The heavily publicised ‘gig economy’, powered by the internet, has forced those classing themselves as self-employed to sky-rocket in recent years – indeed, the current estimate is that over 4 million are working for themselves.
And that’s despite the element of risk that self-employment presents, since you’re not always covered as full-time employees are, with ‘benefits’ like contracted hours or employer-backed pensions.
While businesses across the country have been busily implemented the government-backed workplace pension, the self-employed might be feeling left out in the cold, wondering what pension choices are right for them.
The State Pension for the current tax year is £159.55 per week. You’ll receive this regardless of your self-employed status; it’s your entitlement.
While this rate may increase, it generally offers just enough to get by – those looking to enjoy their retirement years will usually need to bring in more retirement income from another source.
The biggest advantage of a personal pension is that it’s yours. That’s a good thing, because there are lots of distinct types of pension plans out there, giving you a lot more flexibility over which one you wish to invest in. The types are:
• Ordinary pension – the most familiar and accessible of the three, these are the standard pension you’ll find from most providers

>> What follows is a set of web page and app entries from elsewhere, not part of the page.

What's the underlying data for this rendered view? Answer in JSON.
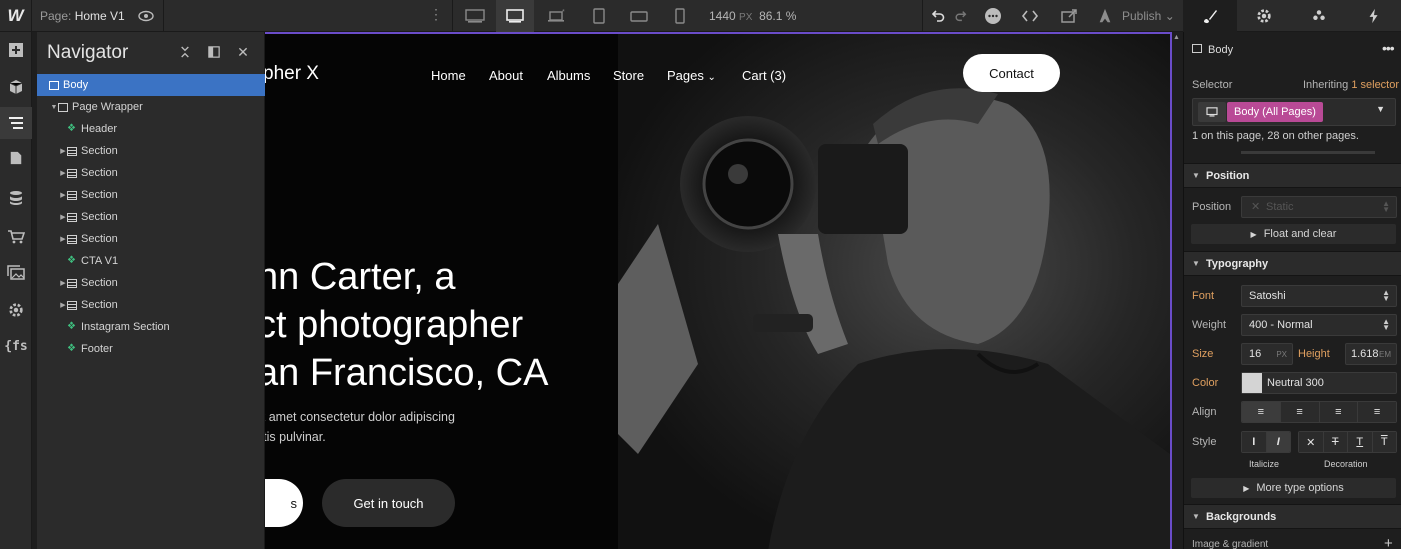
{
  "topbar": {
    "logo": "W",
    "page_prefix": "Page:",
    "page_name": "Home V1",
    "width_value": "1440",
    "width_unit": "PX",
    "zoom": "86.1 %",
    "publish_label": "Publish"
  },
  "navigator": {
    "title": "Navigator",
    "tree": [
      {
        "label": "Body",
        "icon": "box",
        "level": 0,
        "selected": true
      },
      {
        "label": "Page Wrapper",
        "icon": "box",
        "level": 1,
        "expanded": true
      },
      {
        "label": "Header",
        "icon": "component",
        "level": 2
      },
      {
        "label": "Section",
        "icon": "section",
        "level": 2
      },
      {
        "label": "Section",
        "icon": "section",
        "level": 2
      },
      {
        "label": "Section",
        "icon": "section",
        "level": 2
      },
      {
        "label": "Section",
        "icon": "section",
        "level": 2
      },
      {
        "label": "Section",
        "icon": "section",
        "level": 2
      },
      {
        "label": "CTA V1",
        "icon": "component",
        "level": 2
      },
      {
        "label": "Section",
        "icon": "section",
        "level": 2
      },
      {
        "label": "Section",
        "icon": "section",
        "level": 2
      },
      {
        "label": "Instagram Section",
        "icon": "component",
        "level": 2
      },
      {
        "label": "Footer",
        "icon": "component",
        "level": 2
      }
    ]
  },
  "canvas": {
    "brand": "pher X",
    "nav_links": [
      "Home",
      "About",
      "Albums",
      "Store",
      "Pages",
      "Cart (3)"
    ],
    "contact_label": "Contact",
    "hero_lines": [
      "nn Carter, a",
      "ct photographer",
      "an Francisco, CA"
    ],
    "hero_sub": [
      "it amet consectetur dolor adipiscing",
      "rtis pulvinar."
    ],
    "btn_primary": "s",
    "btn_secondary": "Get in touch"
  },
  "panel": {
    "element_name": "Body",
    "selector_label": "Selector",
    "inheriting_prefix": "Inheriting",
    "inheriting_link": "1 selector",
    "selector_tag": "Body (All Pages)",
    "selector_note": "1 on this page, 28 on other pages.",
    "position_header": "Position",
    "position_label": "Position",
    "position_value": "Static",
    "float_clear": "Float and clear",
    "typography_header": "Typography",
    "font_label": "Font",
    "font_value": "Satoshi",
    "weight_label": "Weight",
    "weight_value": "400 - Normal",
    "size_label": "Size",
    "size_value": "16",
    "size_unit": "PX",
    "height_label": "Height",
    "height_value": "1.618",
    "height_unit": "EM",
    "color_label": "Color",
    "color_value": "Neutral 300",
    "align_label": "Align",
    "style_label": "Style",
    "italicize_label": "Italicize",
    "decoration_label": "Decoration",
    "more_type": "More type options",
    "backgrounds_header": "Backgrounds",
    "image_gradient": "Image & gradient"
  },
  "colors": {
    "accent_blue": "#3b73c4",
    "selector_pink": "#b94a96",
    "canvas_outline": "#6a4cc9",
    "orange_label": "#e0a060",
    "component_green": "#3fbf7f"
  }
}
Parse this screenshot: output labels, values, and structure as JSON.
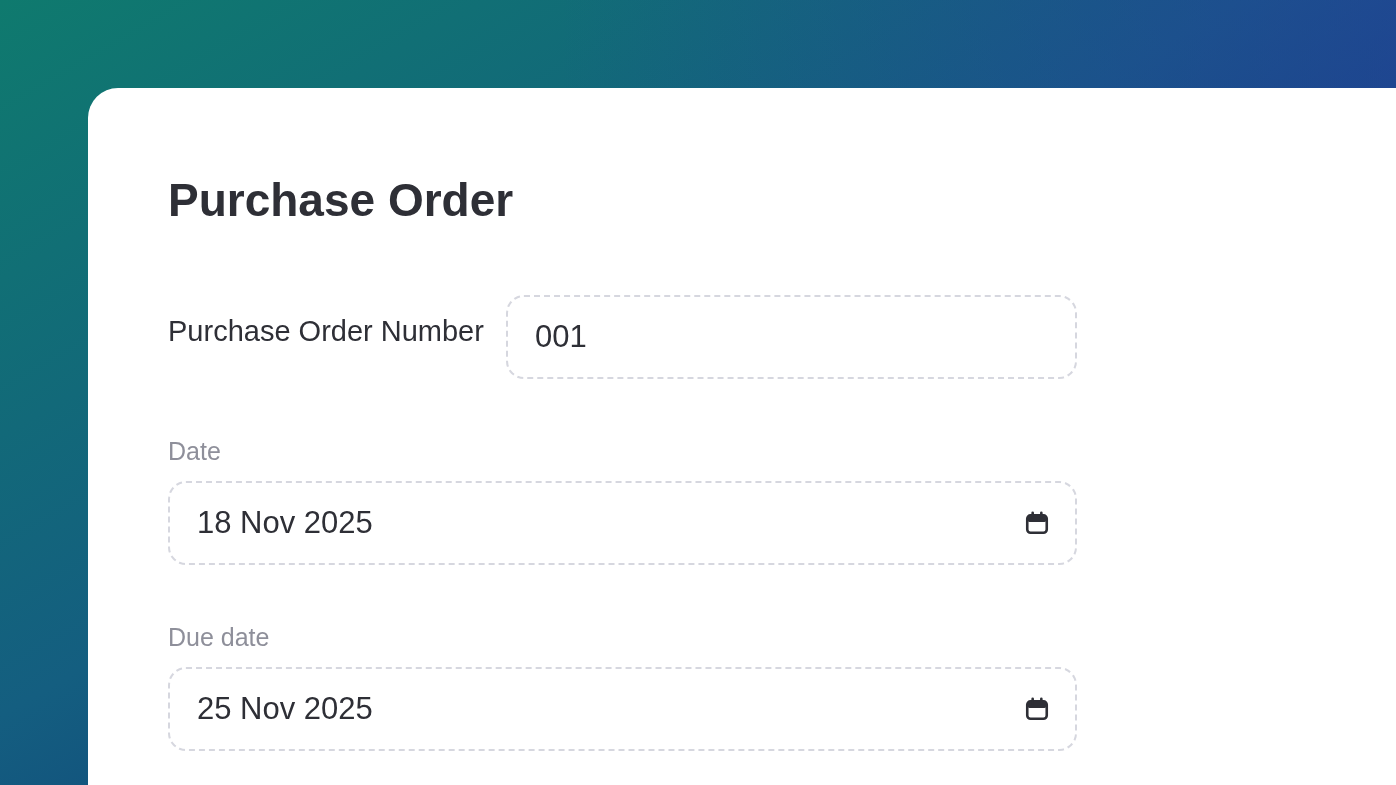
{
  "title": "Purchase Order",
  "fields": [
    {
      "kind": "inline",
      "label": "Purchase Order Number",
      "value": "001"
    },
    {
      "kind": "date",
      "label": "Date",
      "value": "18 Nov 2025"
    },
    {
      "kind": "date",
      "label": "Due date",
      "value": "25 Nov 2025"
    }
  ]
}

• Self-invested pension
• Stakeholder pension
Picking the right pension may seem overwhelming at first, so you’ll want to spend some time thoroughly researching the major differences between them, and what’s on offer, to find the one best suited to your individual needs.
National Employment Savings Trust
It’s no coincidence that the National Employment Savings Trust is known as NEST, since a nest-egg is precisely what it provides.
The workplace pension, which automatically enrols workers, sees the government, employers, and employees all chip into a pension pot.
If everyone pays in the minimum mandated amount, the government will put on 0.2%; the employer pays 1/0%; the employee pays 0.8%.
These percentages increase, each tax year, for all involved. And with no owners or shareholders, the independent NEST claims to work ‘for the benefit of members’.
But where does that leave the self-employed?
If you work for yourself, the big benefit of NEST is that the rate they charge is extremely low, leaving you with more money in the pension pot when compared to many alternatives.
Happily, working for yourself and having no direct employer does not necessarily exclude you from NEST. Some self-employed workers may still be eligible to enrol in the pension scheme, and voluntarily sign up.
If you end up being employed by somebody else in the future, then you’ll be able to carry on using your existing pension pot, and your employer will be able to start paying in contributions.
Whatever you choose, you’ll also be able to reap tax benefits. Annually, contributions up to the current call of £40,000 are eligible for tax relief (of course, you can pay more than that into your fund should you want to).
If you’re a basic rate income tax payer, you’ll get a 20% tax relief. Your pension provider might automatically enrol you – many do – but it’s worth checking, as you may have to enrol yourself.